Wed Jan 26 2011

On Android app sales and fixing app stores

So one of the topics going around today is how Google is supposedly unhappy about the numbers for Android App sales. I don’t know why anyone would be surprised.

Low barrier to entry means crap apps: while it would be a good thing in most other cases, the fact that there’s an extremely low barrier to entry in the Android App store means that there’s virtually no quality control over what gets published. In turn, this means consumers will often be disappointed about their purchases.

Findability is a big deal: There’s a reason why you don’t see gourmet brands mixed in with everything else when you go to a brick and mortar store. Why? Because there’s obvious dilution in the perceived quality of a product based on its surroundings. This is exactly the case in the Android App Store - you often find yourself in a virtual search for the needle in the haystack. Truth is, finding quality apps is tough, and not a lot of people go through the trouble. Findability is a big deal, and no app store (iOS, Android, Chrome) nails it.##Fixing App Stores:

Provide incentives for quality apps: this is huge. Have you ever wondered why there are so many beautiful apps for the mac? One of the reasons (apart from the HIG guidelines, and the OS itself) are Apple’s Design Awards. Apple has always set a very high standard for quality, and is known to recognize and reward it. Provide incentives (features, awards) for people who care deeply about amazing apps - set a great standard.

Curate apps: This ties-in with recognizing quality, but I don’t think app stores should be limited only to rewarding quality - they should weed out the bad apps too. Lets face it: bad apps are a waste of resources and attention (that of the curator and that of the end-user). On top of that, they compound the findability problem, by making it harder for people to find the good stuff. Make that barrier to entry a bit higher.

Make the buying experience stellar (and social): It is always going to be easy to buy something great if it doesn’t cost a lot of money and the buying experience is great. It’s even easier if there’s an added incentive, like a friend’s recommendation. Make it easy for people to buy things, but just as important, make it extremely easy to both rate and share their purchases should they be so inclined (privacy’s a big deal here, so make it easy, not an obligation). People glance over those star ratings all the time.
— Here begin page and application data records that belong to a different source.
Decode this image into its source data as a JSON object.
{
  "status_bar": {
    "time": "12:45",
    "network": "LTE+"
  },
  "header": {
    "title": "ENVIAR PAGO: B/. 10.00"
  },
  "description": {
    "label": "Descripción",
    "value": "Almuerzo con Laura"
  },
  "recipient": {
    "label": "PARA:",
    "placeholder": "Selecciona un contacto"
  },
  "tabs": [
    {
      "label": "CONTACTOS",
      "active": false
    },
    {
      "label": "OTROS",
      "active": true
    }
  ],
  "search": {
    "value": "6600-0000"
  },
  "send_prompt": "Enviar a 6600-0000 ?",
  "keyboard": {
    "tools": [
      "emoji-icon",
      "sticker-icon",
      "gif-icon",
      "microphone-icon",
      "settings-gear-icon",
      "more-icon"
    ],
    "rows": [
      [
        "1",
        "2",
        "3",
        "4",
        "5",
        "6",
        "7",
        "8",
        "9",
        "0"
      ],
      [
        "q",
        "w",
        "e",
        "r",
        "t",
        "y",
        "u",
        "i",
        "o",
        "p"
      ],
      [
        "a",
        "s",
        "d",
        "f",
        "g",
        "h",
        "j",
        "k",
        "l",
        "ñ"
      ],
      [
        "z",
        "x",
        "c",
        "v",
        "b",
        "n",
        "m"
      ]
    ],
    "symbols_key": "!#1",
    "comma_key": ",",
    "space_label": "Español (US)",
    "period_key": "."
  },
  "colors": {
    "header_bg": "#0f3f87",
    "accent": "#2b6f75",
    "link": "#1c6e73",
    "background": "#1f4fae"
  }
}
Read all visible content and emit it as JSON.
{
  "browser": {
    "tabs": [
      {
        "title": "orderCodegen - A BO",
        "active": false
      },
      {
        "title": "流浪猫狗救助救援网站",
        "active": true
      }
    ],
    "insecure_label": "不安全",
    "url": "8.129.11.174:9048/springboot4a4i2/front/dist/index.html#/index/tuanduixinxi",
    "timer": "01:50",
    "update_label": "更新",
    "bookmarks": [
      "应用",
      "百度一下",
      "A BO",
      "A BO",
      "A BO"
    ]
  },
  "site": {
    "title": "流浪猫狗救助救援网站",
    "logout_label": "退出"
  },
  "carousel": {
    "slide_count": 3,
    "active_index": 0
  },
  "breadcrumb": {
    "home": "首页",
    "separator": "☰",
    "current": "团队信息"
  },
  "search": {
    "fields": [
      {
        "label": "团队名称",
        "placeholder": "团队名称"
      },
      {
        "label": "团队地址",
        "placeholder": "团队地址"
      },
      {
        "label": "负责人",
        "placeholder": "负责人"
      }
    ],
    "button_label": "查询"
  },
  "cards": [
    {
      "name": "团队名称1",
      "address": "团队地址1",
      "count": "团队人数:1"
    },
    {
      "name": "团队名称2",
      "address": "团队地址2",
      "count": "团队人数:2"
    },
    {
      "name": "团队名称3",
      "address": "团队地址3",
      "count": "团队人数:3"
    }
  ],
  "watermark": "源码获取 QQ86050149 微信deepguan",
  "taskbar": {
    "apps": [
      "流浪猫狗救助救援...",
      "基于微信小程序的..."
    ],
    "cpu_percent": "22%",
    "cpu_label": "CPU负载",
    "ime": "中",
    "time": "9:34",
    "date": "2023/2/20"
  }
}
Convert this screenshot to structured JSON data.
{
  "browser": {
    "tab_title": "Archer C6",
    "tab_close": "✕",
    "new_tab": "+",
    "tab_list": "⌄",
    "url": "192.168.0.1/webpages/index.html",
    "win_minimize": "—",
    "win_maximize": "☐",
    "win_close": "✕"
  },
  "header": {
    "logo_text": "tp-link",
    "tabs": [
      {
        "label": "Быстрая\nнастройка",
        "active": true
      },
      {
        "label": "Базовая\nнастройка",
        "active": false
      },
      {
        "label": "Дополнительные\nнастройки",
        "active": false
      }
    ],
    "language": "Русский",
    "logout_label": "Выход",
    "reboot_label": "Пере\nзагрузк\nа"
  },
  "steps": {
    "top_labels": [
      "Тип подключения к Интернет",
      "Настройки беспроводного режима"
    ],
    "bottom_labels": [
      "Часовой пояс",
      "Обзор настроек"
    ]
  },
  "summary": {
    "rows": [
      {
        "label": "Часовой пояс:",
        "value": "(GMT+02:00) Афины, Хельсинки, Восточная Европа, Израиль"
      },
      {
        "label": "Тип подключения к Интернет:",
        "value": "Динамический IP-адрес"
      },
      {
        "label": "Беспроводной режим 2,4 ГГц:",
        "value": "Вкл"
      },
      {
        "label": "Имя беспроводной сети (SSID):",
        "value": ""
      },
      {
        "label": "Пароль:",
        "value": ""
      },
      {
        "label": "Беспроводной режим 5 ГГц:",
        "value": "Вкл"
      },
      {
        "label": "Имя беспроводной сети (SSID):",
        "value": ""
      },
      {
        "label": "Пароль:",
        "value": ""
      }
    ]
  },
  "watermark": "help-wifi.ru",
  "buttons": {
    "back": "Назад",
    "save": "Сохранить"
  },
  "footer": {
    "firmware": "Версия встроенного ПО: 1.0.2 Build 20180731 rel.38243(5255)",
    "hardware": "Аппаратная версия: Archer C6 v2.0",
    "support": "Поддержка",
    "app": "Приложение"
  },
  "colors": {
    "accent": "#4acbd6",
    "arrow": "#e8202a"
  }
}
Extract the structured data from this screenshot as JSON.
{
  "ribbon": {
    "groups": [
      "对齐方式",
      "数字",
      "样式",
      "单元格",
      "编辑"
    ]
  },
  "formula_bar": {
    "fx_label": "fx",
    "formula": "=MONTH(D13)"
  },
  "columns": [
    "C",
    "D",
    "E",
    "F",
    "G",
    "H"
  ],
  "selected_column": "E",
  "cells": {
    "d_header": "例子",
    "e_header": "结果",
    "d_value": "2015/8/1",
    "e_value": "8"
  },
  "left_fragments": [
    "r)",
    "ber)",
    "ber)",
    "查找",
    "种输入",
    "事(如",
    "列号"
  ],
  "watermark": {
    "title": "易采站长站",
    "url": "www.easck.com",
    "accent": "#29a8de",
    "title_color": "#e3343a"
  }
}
Add a friend’s avatar on there and you’ll get something going.

I’d love to hear your thoughts, either in through the comments below, or on Twitter. As always, you can (probably should!) follow me on Twitter.